Mathea Ford: [00:34:22] Yeah I think that’s an excellent example. You have to work with people where they’re at and understand what they’re seeing hearing and then help them to make better choices. And I do understand that side of the you know people try a lot of things. And so just helping them to not. We talked about shame a little bit earlier not feeling bad that you’ve tried 100 diets and none of them are working because today is a new day.
Kelly Morgan: [00:34:51] You know that’s I think people who feel bad that they’ve tried so many diets or plans haven’t worked and that’s just more information for what works for you and what doesn’t. And in fact I’d almost like people who’ve done that because then we can figure out what worked and what didn’t work.
Mathea Ford: [00:35:07] Good point. So, one of my questions I try to ask everybody is telling your favorite food?
Kelly Morgan: [00:35:14] There is a grilled cheese that is at Silver Diner and it comes with this kind of lik Cranberry Chutney on the side. It is magic! So that’s my favorite food if I could eat only one thing it will be that but listeners don’t do that.
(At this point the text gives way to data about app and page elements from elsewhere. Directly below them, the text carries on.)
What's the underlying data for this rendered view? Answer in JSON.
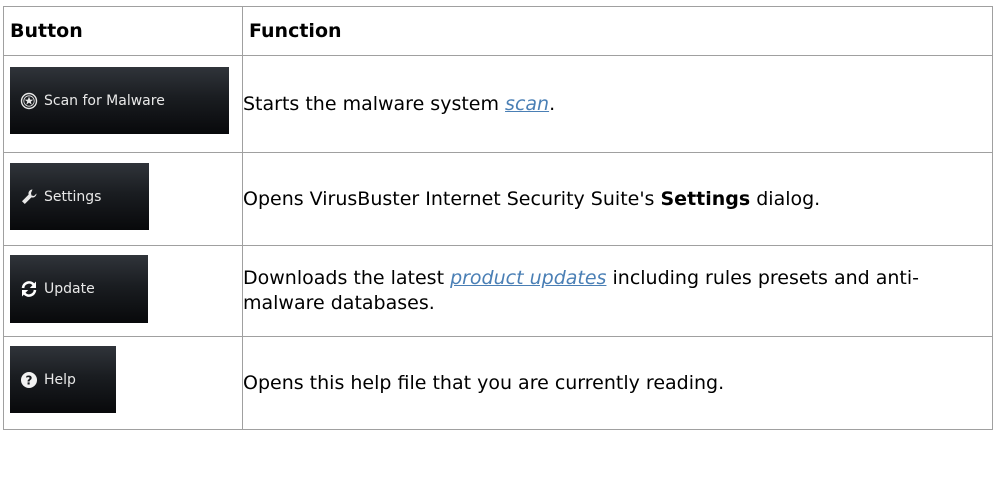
{
  "table": {
    "headers": {
      "button": "Button",
      "function": "Function"
    },
    "rows": [
      {
        "button_label": "Scan for Malware",
        "icon": "star-circle-icon",
        "desc_before": "Starts the malware system ",
        "link": "scan",
        "desc_after": "."
      },
      {
        "button_label": "Settings",
        "icon": "wrench-icon",
        "desc_before": "Opens VirusBuster Internet Security Suite's ",
        "bold": "Settings",
        "desc_after": " dialog."
      },
      {
        "button_label": "Update",
        "icon": "refresh-icon",
        "desc_before": "Downloads the latest ",
        "link": "product updates",
        "desc_after": " including rules presets and anti-malware databases."
      },
      {
        "button_label": "Help",
        "icon": "help-icon",
        "desc": "Opens this help file that you are currently reading."
      }
    ]
  },
  "colors": {
    "link": "#4a7fb5",
    "border": "#a0a0a0",
    "button_bg": "#1a1d21"
  }
}
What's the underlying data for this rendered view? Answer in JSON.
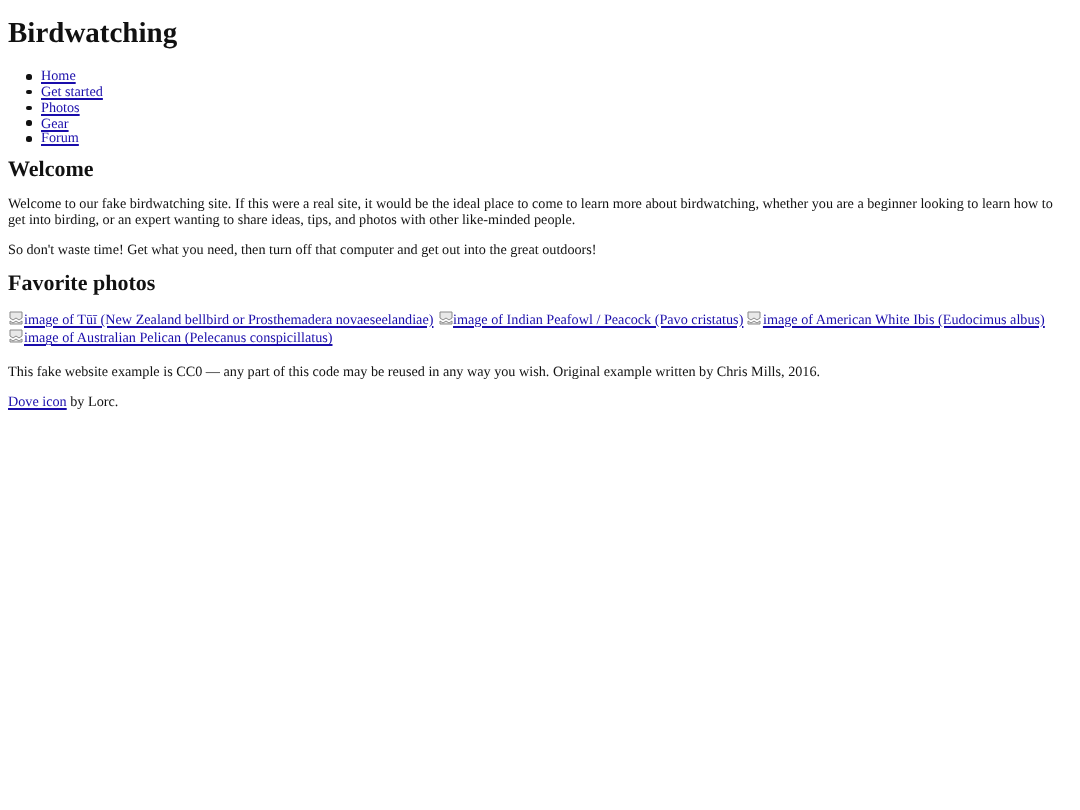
{
  "title": "Birdwatching",
  "nav": [
    "Home",
    "Get started",
    "Photos",
    "Gear",
    "Forum"
  ],
  "welcome": {
    "heading": "Welcome",
    "paragraphs": [
      "Welcome to our fake birdwatching site. If this were a real site, it would be the ideal place to come to learn more about birdwatching, whether you are a beginner looking to learn how to get into birding, or an expert wanting to share ideas, tips, and photos with other like-minded people.",
      "So don't waste time! Get what you need, then turn off that computer and get out into the great outdoors!"
    ]
  },
  "photos": {
    "heading": "Favorite photos",
    "items": [
      "image of Tūī (New Zealand bellbird or Prosthemadera novaeseelandiae)",
      "image of Indian Peafowl / Peacock (Pavo cristatus)",
      "image of American White Ibis (Eudocimus albus)",
      "image of Australian Pelican (Pelecanus conspicillatus)"
    ]
  },
  "footer": {
    "license": "This fake website example is CC0 — any part of this code may be reused in any way you wish. Original example written by Chris Mills, 2016.",
    "credit_link": "Dove icon",
    "credit_text": " by Lorc."
  }
}
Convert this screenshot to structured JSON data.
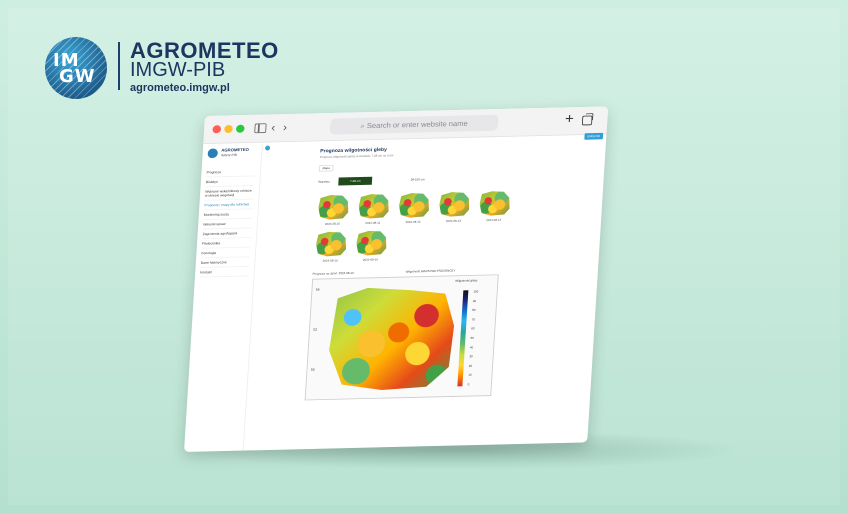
{
  "brand": {
    "logo_text_line1": "IM",
    "logo_text_line2": "GW",
    "title": "AGROMETEO",
    "subtitle": "IMGW-PIB",
    "url": "agrometeo.imgw.pl"
  },
  "browser": {
    "address_placeholder": "Search or enter website name",
    "icons": [
      "sidebar-icon",
      "back-icon",
      "forward-icon",
      "new-tab-icon",
      "tabs-overview-icon"
    ]
  },
  "site": {
    "logo_name": "AGROMETEO",
    "logo_sub": "IMGW-PIB",
    "language_button": "ENGLISH",
    "nav": [
      {
        "label": "Prognoza"
      },
      {
        "label": "Biuletyn"
      },
      {
        "label": "Wybrane wskaźnikowy rolnicze w okresie wegetacji"
      },
      {
        "label": "Prognozy i mapy dla rolnictwa"
      },
      {
        "label": "Monitoring suszy"
      },
      {
        "label": "Warunki upraw"
      },
      {
        "label": "Zagrożenia agrofagami"
      },
      {
        "label": "Fitotechnika"
      },
      {
        "label": "Fenologia"
      },
      {
        "label": "Dane historyczne"
      },
      {
        "label": "Kontakt"
      }
    ]
  },
  "content": {
    "title": "Prognoza wilgotności gleby",
    "description": "Prognoza wilgotności gleby w warstwie 7-28 cm na 5 dni",
    "chip": "Mapa",
    "filter_label": "Warstwa",
    "filter_button": "7-28 cm",
    "filter_value": "28-100 cm",
    "thumbnails": [
      {
        "date": "2024-08-10"
      },
      {
        "date": "2024-08-11"
      },
      {
        "date": "2024-08-12"
      },
      {
        "date": "2024-08-13"
      },
      {
        "date": "2024-08-14"
      },
      {
        "date": "2024-08-15"
      },
      {
        "date": "2024-08-16"
      }
    ],
    "big_map_caption": "Prognoza na dzień: 2024-08-10",
    "big_map_note": "Wilgotność WARSTWA PRZOGNOZY",
    "legend_title": "Wilgotność gleby",
    "legend_values": [
      "100",
      "90",
      "80",
      "70",
      "60",
      "50",
      "40",
      "30",
      "20",
      "10",
      "0"
    ],
    "y_axis_labels": [
      "54",
      "52",
      "50"
    ]
  }
}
That’s a sometimes food.
Mathea Ford: [00:35:33] Well, Kelly thank you so much for being on the podcast today. It was a pleasure to have you on the show. I know my listeners have learned a lot about the different topics related to health and wellness and even a little bit about anorexia. So, if listeners want to connect with you what’s the best way to do that?
Kelly Morgan: [00:35:51] Probably, the best way to get all my free stuff and information and on the blog and everything would be my website. It’s www.tsirona.com and the name of my company as Tsirona so don’t forget the T in there and I have tons of resources on there. You can also find links to all of my social media on the website.
Mathea Ford: [00:36:16] Does Tsirona mean something.
Kelly Morgan: [00:36:18] It does! It’s the Gaelic goddess of health.
Mathea Ford: [00:36:20] Oh perfect then!
Kelly Morgan: [00:36:22] Yeah! I can’t take credit for it. My graphic designer came up with it. Thanks Tuck!
Mathea Ford: [00:36:29] Okay well guys this has been another great episode of the Nutrition Experts Podcast. The podcast is all about learning more so you can do more with nutrition in your life.